G2d - no,not a GCA an AAP trip, even though there is a GCA presence. Shovel, or “Ipood” (ok, it looks more like a gardening implement than a shovel) is required where we are camping.

Pblanc - Its a kayak, but your advice about trial loading and having someone check it out is good. And the wine - yes…

DesertDave - wait, EVERYTHING is metal, everywhere! Ut oh. I know aluminum isn’t magnetic, but jeez, how much metal can cause a compass to be off?

Pikabike - good point. If I was packing for a longer trip, I could see the advantage of having things accessible by time of usage.

This is actually just my shakedown for longer future trips. We are only paddling a short distance, setting up camp and then going wandering. Really, I’m doing this to make sure that other planned adventures are possible!

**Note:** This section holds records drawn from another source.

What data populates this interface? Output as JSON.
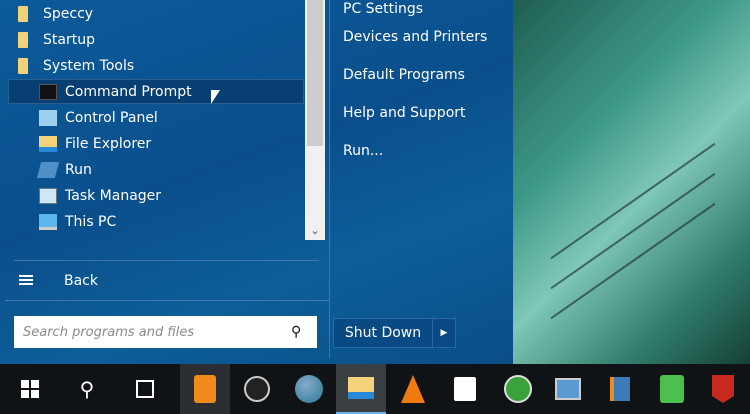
{
  "programs": [
    {
      "label": "Speccy",
      "icon": "folder-icon"
    },
    {
      "label": "Startup",
      "icon": "folder-icon"
    },
    {
      "label": "System Tools",
      "icon": "folder-icon"
    },
    {
      "label": "Command Prompt",
      "icon": "command-prompt-icon",
      "selected": true
    },
    {
      "label": "Control Panel",
      "icon": "control-panel-icon"
    },
    {
      "label": "File Explorer",
      "icon": "file-explorer-icon"
    },
    {
      "label": "Run",
      "icon": "run-icon"
    },
    {
      "label": "Task Manager",
      "icon": "task-manager-icon"
    },
    {
      "label": "This PC",
      "icon": "this-pc-icon"
    }
  ],
  "back_label": "Back",
  "search": {
    "placeholder": "Search programs and files"
  },
  "right_items": [
    "PC Settings",
    "Devices and Printers",
    "Default Programs",
    "Help and Support",
    "Run..."
  ],
  "shutdown_label": "Shut Down",
  "taskbar": [
    "start",
    "search",
    "task-view",
    "clock-app",
    "obs",
    "earth",
    "file-explorer",
    "vlc",
    "store",
    "green-app",
    "network-app",
    "media-player",
    "sheets",
    "mcafee"
  ]
}
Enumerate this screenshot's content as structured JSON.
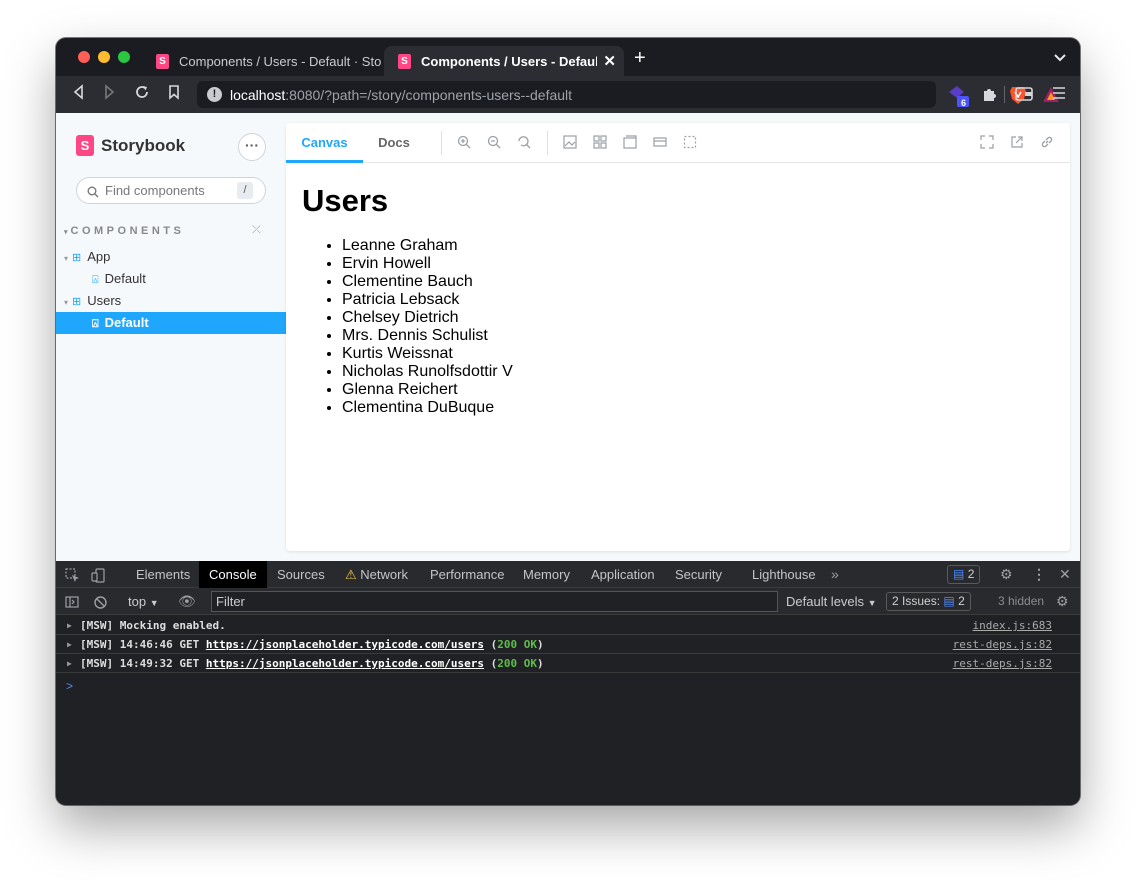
{
  "browser": {
    "tabs": [
      {
        "title": "Components / Users - Default · Storybook"
      },
      {
        "title": "Components / Users - Default ·"
      }
    ],
    "url_host": "localhost",
    "url_rest": ":8080/?path=/story/components-users--default",
    "extension_badge": "6"
  },
  "storybook": {
    "brand": "Storybook",
    "brand_mark": "S",
    "search_placeholder": "Find components",
    "search_shortcut": "/",
    "section": "COMPONENTS",
    "tree": [
      {
        "label": "App",
        "type": "component"
      },
      {
        "label": "Default",
        "type": "story"
      },
      {
        "label": "Users",
        "type": "component"
      },
      {
        "label": "Default",
        "type": "story",
        "selected": true
      }
    ],
    "tabs": {
      "canvas": "Canvas",
      "docs": "Docs"
    },
    "preview": {
      "heading": "Users",
      "users": [
        "Leanne Graham",
        "Ervin Howell",
        "Clementine Bauch",
        "Patricia Lebsack",
        "Chelsey Dietrich",
        "Mrs. Dennis Schulist",
        "Kurtis Weissnat",
        "Nicholas Runolfsdottir V",
        "Glenna Reichert",
        "Clementina DuBuque"
      ]
    }
  },
  "devtools": {
    "tabs": [
      "Elements",
      "Console",
      "Sources",
      "Network",
      "Performance",
      "Memory",
      "Application",
      "Security",
      "Lighthouse"
    ],
    "messages_badge": "2",
    "context": "top",
    "filter_placeholder": "Filter",
    "levels": "Default levels",
    "issues_label": "2 Issues:",
    "issues_count": "2",
    "hidden": "3 hidden",
    "logs": [
      {
        "text": "[MSW] Mocking enabled.",
        "source": "index.js:683"
      },
      {
        "prefix": "[MSW] 14:46:46 GET ",
        "url": "https://jsonplaceholder.typicode.com/users",
        "open": " (",
        "status": "200 OK",
        "close": ")",
        "source": "rest-deps.js:82"
      },
      {
        "prefix": "[MSW] 14:49:32 GET ",
        "url": "https://jsonplaceholder.typicode.com/users",
        "open": " (",
        "status": "200 OK",
        "close": ")",
        "source": "rest-deps.js:82"
      }
    ],
    "prompt": ">"
  },
  "colors": {
    "accent": "#1ea7fd",
    "brand": "#ff4785",
    "msw_warn": "#ff6b3d",
    "ok": "#5fbd4b"
  }
}
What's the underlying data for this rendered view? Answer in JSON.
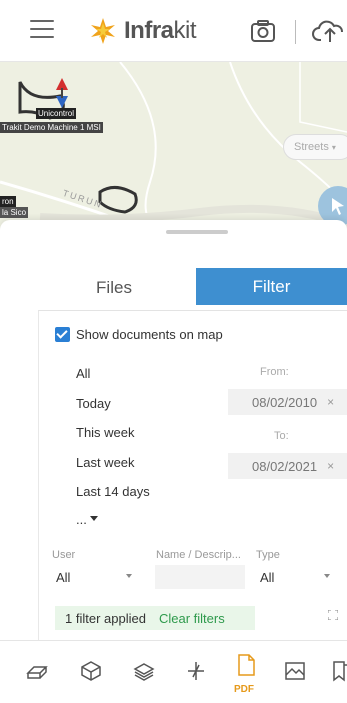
{
  "header": {
    "logo_bold": "Infra",
    "logo_regular": "kit",
    "brand_colors": {
      "flame_orange": "#f0a31b",
      "flame_yellow": "#f6cc3b"
    },
    "icons": [
      "menu-icon",
      "camera-icon",
      "cloud-upload-icon"
    ]
  },
  "map": {
    "layer_button": "Streets",
    "labels": {
      "machine_tag": "Unicontrol",
      "machine_name": "Trakit Demo Machine 1 MSI",
      "other_tag": "ron",
      "other_sub": "la Sico"
    },
    "road_name": "TURUN"
  },
  "filter_panel": {
    "tabs": {
      "files": "Files",
      "filter": "Filter"
    },
    "active_tab": "Filter",
    "show_on_map_label": "Show documents on map",
    "show_on_map_checked": true,
    "presets": [
      "All",
      "Today",
      "This week",
      "Last week",
      "Last 14 days"
    ],
    "more_label": "...",
    "from_label": "From:",
    "from_value": "08/02/2010",
    "to_label": "To:",
    "to_value": "08/02/2021",
    "clear_symbol": "×",
    "user_label": "User",
    "user_value": "All",
    "name_label": "Name / Descrip...",
    "name_value": "",
    "type_label": "Type",
    "type_value": "All",
    "filters_applied": "1 filter applied",
    "clear_filters": "Clear filters",
    "accent_color": "#3e8fd0",
    "clear_color": "#2e9a4c"
  },
  "toolbar": {
    "items": [
      "layers-icon",
      "model-box-icon",
      "stack-icon",
      "survey-point-icon",
      "pdf-file-icon",
      "image-icon",
      "bookmark-icon"
    ],
    "pdf_label": "PDF"
  }
}
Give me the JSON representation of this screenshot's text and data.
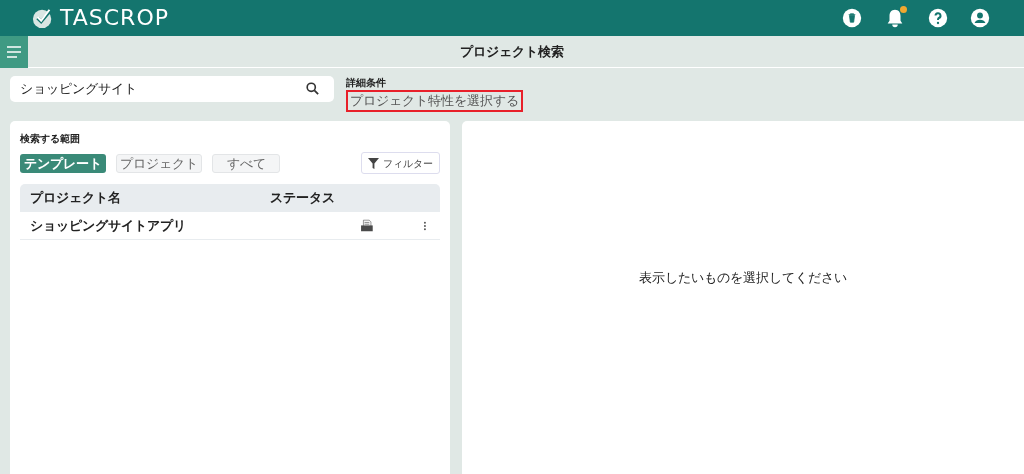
{
  "header": {
    "logo": "TASCROP",
    "notification_badge": true
  },
  "page_title": "プロジェクト検索",
  "search": {
    "value": "ショッピングサイト"
  },
  "details": {
    "label": "詳細条件",
    "link": "プロジェクト特性を選択する",
    "highlighted": true
  },
  "scope": {
    "label": "検索する範囲",
    "tabs": [
      {
        "label": "テンプレート",
        "selected": true
      },
      {
        "label": "プロジェクト",
        "selected": false
      },
      {
        "label": "すべて",
        "selected": false
      }
    ],
    "filter_button": "フィルター"
  },
  "table": {
    "columns": [
      "プロジェクト名",
      "ステータス"
    ],
    "rows": [
      {
        "name": "ショッピングサイトアプリ"
      }
    ]
  },
  "detail_panel": {
    "message": "表示したいものを選択してください"
  }
}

I try to pack so
the tarp, groundcloth, tent roughly in that order are packed in last. If it’s raining you can pull this out and close the hatch then set up and come back for the rest, instead of having to drag gear out in the rain to get to the tent.

I also draw a diagram of the boat ond note each bags location and it’s key contents. The balance is always the same and I can find stuff without unloading the whole boat.

Good Luck


useless stuff
I see those plastic shovels sold in the hiking/camping stores and wonder WHO can dig through Arizona dirt and caliche with a plastic trowel???

Better take a poop-tube than try to dig while you are clinching your cheeks.

the u dig it

best wishes


“File” incompatibilities
The iPod is great for playing MP3s, but the iPood only handles BM#2 files.

And don’t ask to see the transfer “log” …

The U dig It
Is much more aesthetically pleasing than

the Ipood.

But - it’s stainless, and is stainless

magnetic and therefore a problem for a commpass? JK!!!

I don’t think I’m gonna be upgrading my shovel anytime soon : )